## Exercise aim
Each line below that contains "JSON" counts once; report the total and nothing more.

## Extracted material
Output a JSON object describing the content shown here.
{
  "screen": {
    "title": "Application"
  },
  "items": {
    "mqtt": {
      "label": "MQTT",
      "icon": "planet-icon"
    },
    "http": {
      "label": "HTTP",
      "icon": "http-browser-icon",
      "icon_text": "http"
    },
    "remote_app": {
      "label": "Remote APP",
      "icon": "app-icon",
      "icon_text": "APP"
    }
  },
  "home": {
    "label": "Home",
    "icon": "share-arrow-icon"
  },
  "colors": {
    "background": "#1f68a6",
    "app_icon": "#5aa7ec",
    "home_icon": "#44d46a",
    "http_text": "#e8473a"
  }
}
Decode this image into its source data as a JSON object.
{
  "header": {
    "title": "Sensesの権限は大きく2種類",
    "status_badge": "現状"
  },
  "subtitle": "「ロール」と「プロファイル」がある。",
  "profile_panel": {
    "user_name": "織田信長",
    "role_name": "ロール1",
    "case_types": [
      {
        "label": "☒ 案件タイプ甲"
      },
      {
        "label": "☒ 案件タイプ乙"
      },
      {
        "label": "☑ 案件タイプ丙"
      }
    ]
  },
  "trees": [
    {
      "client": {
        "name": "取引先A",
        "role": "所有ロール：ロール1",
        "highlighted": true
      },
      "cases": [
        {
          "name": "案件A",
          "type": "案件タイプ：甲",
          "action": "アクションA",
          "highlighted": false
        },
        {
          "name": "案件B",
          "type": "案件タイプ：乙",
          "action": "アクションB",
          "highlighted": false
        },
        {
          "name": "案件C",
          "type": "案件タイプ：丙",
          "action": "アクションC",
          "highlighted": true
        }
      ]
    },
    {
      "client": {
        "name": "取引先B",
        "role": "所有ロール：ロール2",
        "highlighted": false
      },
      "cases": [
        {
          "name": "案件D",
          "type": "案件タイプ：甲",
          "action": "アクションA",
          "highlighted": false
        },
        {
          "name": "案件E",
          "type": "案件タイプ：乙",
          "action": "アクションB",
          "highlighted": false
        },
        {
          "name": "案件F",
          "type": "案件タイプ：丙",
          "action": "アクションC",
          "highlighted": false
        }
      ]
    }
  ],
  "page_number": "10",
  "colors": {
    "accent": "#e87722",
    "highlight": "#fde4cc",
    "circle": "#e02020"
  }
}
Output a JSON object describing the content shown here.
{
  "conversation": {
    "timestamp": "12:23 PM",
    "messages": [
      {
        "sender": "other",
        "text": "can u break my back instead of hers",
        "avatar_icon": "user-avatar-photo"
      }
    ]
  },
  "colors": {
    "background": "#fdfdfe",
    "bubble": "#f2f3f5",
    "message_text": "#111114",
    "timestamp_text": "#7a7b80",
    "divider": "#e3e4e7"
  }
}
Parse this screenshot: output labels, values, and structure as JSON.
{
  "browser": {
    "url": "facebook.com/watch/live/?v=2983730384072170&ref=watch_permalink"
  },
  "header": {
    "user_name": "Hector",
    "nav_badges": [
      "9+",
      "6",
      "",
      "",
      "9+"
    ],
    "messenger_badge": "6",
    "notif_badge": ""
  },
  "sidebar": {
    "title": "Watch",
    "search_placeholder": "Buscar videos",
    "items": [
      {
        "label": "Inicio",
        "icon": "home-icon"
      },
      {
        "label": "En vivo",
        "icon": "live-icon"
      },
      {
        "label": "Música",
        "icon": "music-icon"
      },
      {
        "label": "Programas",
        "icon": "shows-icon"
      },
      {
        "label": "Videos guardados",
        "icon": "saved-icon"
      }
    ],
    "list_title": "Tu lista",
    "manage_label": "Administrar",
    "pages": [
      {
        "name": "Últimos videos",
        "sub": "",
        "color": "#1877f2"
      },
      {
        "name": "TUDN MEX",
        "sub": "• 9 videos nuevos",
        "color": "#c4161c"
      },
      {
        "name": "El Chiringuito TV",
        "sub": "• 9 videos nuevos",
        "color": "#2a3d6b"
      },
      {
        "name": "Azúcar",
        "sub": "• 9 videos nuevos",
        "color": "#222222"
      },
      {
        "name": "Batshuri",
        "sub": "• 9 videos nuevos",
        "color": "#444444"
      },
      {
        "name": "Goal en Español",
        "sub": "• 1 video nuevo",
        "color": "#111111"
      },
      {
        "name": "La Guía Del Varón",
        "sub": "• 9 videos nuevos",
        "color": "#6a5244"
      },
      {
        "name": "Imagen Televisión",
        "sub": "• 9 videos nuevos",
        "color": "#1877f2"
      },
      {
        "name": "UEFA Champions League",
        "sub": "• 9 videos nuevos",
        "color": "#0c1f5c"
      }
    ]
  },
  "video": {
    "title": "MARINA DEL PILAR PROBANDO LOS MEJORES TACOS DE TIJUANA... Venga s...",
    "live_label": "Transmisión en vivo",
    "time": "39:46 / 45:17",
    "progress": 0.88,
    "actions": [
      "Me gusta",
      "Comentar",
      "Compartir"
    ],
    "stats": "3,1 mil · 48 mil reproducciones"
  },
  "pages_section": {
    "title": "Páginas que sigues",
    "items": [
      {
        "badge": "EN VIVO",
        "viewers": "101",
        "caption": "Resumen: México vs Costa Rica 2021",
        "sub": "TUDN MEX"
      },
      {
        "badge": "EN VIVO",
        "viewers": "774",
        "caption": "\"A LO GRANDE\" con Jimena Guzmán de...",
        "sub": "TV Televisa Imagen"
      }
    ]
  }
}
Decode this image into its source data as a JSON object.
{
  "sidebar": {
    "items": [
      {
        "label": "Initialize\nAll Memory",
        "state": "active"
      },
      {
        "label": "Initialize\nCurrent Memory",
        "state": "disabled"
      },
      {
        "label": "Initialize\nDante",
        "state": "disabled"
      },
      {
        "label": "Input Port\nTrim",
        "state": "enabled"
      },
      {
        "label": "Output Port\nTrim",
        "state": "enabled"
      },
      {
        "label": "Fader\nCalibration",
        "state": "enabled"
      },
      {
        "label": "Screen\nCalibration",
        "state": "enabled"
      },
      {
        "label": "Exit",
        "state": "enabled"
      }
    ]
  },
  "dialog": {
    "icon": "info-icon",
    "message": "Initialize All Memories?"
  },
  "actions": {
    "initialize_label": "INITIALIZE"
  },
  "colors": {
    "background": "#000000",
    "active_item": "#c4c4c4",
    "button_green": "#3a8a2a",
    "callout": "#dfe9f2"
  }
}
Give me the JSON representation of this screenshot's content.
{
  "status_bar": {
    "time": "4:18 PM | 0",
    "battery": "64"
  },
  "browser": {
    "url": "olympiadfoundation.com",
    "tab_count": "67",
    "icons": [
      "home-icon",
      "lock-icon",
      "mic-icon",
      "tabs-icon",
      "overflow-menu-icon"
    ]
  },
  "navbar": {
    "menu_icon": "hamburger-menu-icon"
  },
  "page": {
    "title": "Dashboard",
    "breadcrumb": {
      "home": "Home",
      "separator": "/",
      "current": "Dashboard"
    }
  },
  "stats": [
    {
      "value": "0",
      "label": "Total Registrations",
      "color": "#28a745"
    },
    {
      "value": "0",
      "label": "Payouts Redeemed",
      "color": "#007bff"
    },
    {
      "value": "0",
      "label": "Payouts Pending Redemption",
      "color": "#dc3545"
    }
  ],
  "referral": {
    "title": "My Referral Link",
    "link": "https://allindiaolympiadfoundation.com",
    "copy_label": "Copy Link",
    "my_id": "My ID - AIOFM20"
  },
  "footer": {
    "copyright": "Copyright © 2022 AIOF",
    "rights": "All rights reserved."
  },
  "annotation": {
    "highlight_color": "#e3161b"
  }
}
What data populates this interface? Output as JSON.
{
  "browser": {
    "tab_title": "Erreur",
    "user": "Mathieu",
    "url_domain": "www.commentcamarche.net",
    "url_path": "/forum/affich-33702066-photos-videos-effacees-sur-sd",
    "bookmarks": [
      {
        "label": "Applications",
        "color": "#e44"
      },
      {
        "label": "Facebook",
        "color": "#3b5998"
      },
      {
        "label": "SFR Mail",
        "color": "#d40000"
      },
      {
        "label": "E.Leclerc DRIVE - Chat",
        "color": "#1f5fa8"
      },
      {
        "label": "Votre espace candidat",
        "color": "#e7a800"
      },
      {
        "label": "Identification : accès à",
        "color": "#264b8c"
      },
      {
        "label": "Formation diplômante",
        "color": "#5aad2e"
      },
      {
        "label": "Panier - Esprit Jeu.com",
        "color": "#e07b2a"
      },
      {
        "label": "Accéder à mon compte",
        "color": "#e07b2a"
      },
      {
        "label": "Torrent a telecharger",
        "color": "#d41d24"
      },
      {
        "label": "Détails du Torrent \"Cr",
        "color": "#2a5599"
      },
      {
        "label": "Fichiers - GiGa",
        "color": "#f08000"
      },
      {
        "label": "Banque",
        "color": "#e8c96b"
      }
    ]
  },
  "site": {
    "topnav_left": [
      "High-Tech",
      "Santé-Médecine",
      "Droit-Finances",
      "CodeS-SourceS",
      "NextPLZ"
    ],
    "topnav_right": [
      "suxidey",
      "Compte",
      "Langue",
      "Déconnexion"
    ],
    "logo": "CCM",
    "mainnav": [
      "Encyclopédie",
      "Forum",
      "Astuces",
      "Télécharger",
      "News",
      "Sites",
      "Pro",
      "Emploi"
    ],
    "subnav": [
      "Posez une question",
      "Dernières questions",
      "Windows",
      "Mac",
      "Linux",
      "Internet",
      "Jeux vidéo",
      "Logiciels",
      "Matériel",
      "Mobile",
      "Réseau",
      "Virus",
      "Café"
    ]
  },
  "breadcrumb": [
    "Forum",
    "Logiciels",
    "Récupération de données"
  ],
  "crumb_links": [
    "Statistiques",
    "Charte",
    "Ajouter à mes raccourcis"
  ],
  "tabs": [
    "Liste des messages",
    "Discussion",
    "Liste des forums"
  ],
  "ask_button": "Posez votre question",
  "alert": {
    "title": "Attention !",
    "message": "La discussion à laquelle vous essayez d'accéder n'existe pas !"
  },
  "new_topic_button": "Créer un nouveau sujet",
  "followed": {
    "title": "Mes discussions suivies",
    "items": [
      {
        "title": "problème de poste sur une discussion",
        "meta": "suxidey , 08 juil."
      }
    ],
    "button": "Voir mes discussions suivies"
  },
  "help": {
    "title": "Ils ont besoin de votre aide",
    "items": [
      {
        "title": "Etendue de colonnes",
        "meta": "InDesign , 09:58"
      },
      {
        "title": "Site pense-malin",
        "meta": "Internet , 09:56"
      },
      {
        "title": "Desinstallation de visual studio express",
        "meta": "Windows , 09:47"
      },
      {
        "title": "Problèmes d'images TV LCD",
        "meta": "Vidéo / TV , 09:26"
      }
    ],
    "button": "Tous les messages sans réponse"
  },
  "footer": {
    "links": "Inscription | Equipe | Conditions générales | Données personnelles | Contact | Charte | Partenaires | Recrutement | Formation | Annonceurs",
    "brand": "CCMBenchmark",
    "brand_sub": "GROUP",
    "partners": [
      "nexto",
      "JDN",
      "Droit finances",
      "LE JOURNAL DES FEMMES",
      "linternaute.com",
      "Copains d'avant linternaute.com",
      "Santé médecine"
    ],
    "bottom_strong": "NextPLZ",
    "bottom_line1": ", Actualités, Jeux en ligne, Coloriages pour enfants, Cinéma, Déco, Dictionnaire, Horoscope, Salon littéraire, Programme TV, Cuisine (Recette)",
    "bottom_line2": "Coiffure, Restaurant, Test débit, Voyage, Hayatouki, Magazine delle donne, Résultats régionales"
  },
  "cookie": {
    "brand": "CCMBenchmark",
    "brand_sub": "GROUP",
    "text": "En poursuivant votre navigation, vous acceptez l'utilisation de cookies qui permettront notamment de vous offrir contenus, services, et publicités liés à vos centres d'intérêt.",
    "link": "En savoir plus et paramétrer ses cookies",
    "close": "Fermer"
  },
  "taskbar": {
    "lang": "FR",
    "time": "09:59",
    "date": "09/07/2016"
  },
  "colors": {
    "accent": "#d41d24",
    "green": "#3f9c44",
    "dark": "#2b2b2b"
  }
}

## Result of the task
7